  48. 48. Monday, February 11, 13
  49. 49. http://thenextweb.com/twitter/2012/01/27/twitter-isnt-censoring-you-your-government-is/Monday, February 11, 13
  50. 50. are we really producers? Is it really social?Monday, February 11, 13
  51. 51. “Carr argues that the Internet physically "rewires" our brain to where we end up acting like computers — avaricious gobblers of information –- and our grip on what it means to be human slackens.” Richard Foreman, playwright 2008 2010Monday, February 11, 13
  52. 52. Assignment 1 image source: http://www.flickr.com/photos/bionicteaching/1375254387/Monday, February 11, 13
  53. 53. • Provide analysis of privacy issues on the (Social) Web • three articles <--> three mind maps <--> main Social Web privacy issues • write for people who didn’t attend the course (max 3 pages) • Provide analysis of current privacy-related public initiatives • legal contexts for privacy and ownership • compare the intentions of both initiatives (advantages & disadvantages) • your own vision on how this impacts the future of the social web • your own advise to policy makers with regards to privacy on the web. • links to Net Neutrality • link to Hands-on session: what would change if SOPA/PIPA or ACTA were active – would you still have access to the information you pulled in for the assignments? Illustrate your answer showing what changes could appear in the graph from exercise 4 (Hands-on session 2) and explain why. (max 1 page) • all visuals, e.g. screenshots, diagrams, etc. in appendix and use template  • Deadline: 22 February 23:59Monday, February 11, 13

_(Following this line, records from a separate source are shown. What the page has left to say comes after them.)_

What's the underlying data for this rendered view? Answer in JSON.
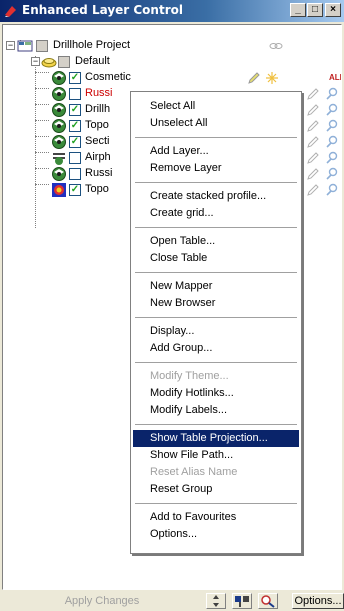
{
  "window": {
    "title": "Enhanced Layer Control",
    "minimize": "_",
    "maximize": "□",
    "close": "×"
  },
  "tree": {
    "project": {
      "label": "Drillhole Project",
      "expander": "−"
    },
    "group": {
      "label": "Default",
      "expander": "−"
    },
    "layers": [
      {
        "label": "Cosmetic",
        "checked": true,
        "color": "#000000"
      },
      {
        "label": "Russi",
        "checked": false,
        "color": "#cc0000"
      },
      {
        "label": "Drillh",
        "checked": true,
        "color": "#000000"
      },
      {
        "label": "Topo",
        "checked": true,
        "color": "#000000"
      },
      {
        "label": "Secti",
        "checked": true,
        "color": "#000000"
      },
      {
        "label": "Airph",
        "checked": false,
        "color": "#000000"
      },
      {
        "label": "Russi",
        "checked": false,
        "color": "#000000"
      },
      {
        "label": "Topo",
        "checked": true,
        "color": "#000000"
      }
    ],
    "cosmetic_badge": "ALL"
  },
  "context_menu": {
    "items": [
      {
        "label": "Select All",
        "state": "normal"
      },
      {
        "label": "Unselect All",
        "state": "normal"
      },
      {
        "label": "Add Layer...",
        "state": "normal"
      },
      {
        "label": "Remove Layer",
        "state": "normal"
      },
      {
        "label": "Create stacked profile...",
        "state": "normal"
      },
      {
        "label": "Create grid...",
        "state": "normal"
      },
      {
        "label": "Open Table...",
        "state": "normal"
      },
      {
        "label": "Close Table",
        "state": "normal"
      },
      {
        "label": "New Mapper",
        "state": "normal"
      },
      {
        "label": "New Browser",
        "state": "normal"
      },
      {
        "label": "Display...",
        "state": "normal"
      },
      {
        "label": "Add Group...",
        "state": "normal"
      },
      {
        "label": "Modify Theme...",
        "state": "disabled"
      },
      {
        "label": "Modify Hotlinks...",
        "state": "normal"
      },
      {
        "label": "Modify Labels...",
        "state": "normal"
      },
      {
        "label": "Show Table Projection...",
        "state": "selected"
      },
      {
        "label": "Show File Path...",
        "state": "normal"
      },
      {
        "label": "Reset Alias Name",
        "state": "disabled"
      },
      {
        "label": "Reset Group",
        "state": "normal"
      },
      {
        "label": "Add to Favourites",
        "state": "normal"
      },
      {
        "label": "Options...",
        "state": "normal"
      }
    ]
  },
  "statusbar": {
    "apply_label": "Apply Changes",
    "options_label": "Options..."
  },
  "colors": {
    "title_start": "#0a246a",
    "selection": "#0a246a",
    "disabled": "#a0a0a0"
  }
}
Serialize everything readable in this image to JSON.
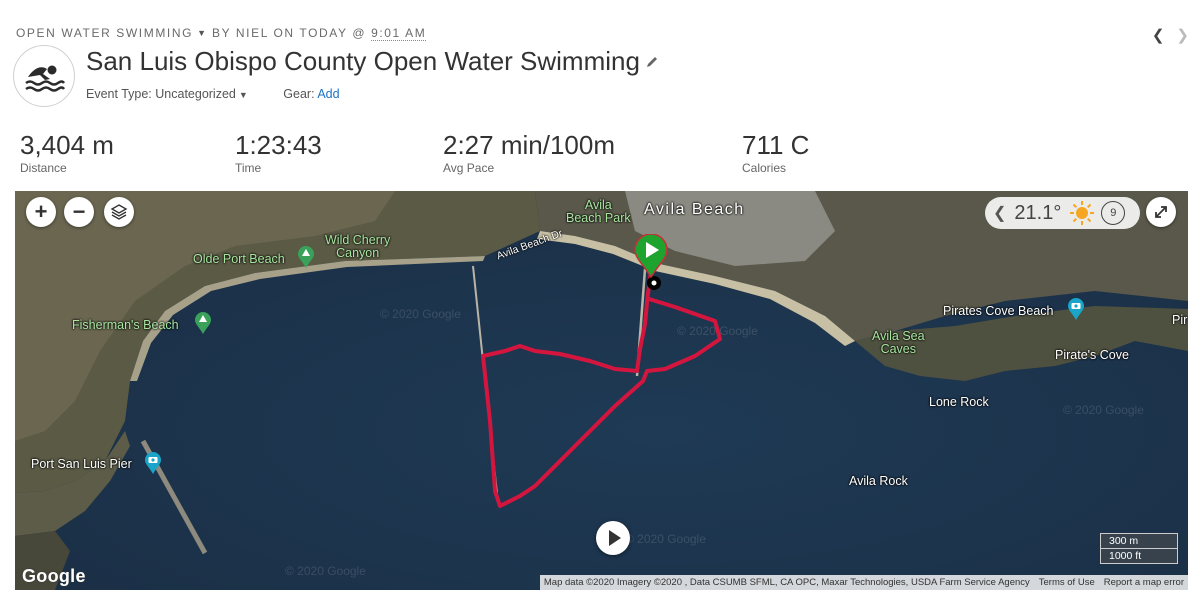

  54. 54. Hands-on Teaser • Installations • Python 2.6 or 2.7 • Python packages: json, facebook, uurllib2 • JavaScript Info Vis Toolkit (jit.zip) • Facebook Developers app • Experience OAuth • Query the Facebook Open Graph • Visualize your Facebook social network in various ways image source: http://www.flickr.com/photos/bionicteaching/1375254387/Monday, February 11, 13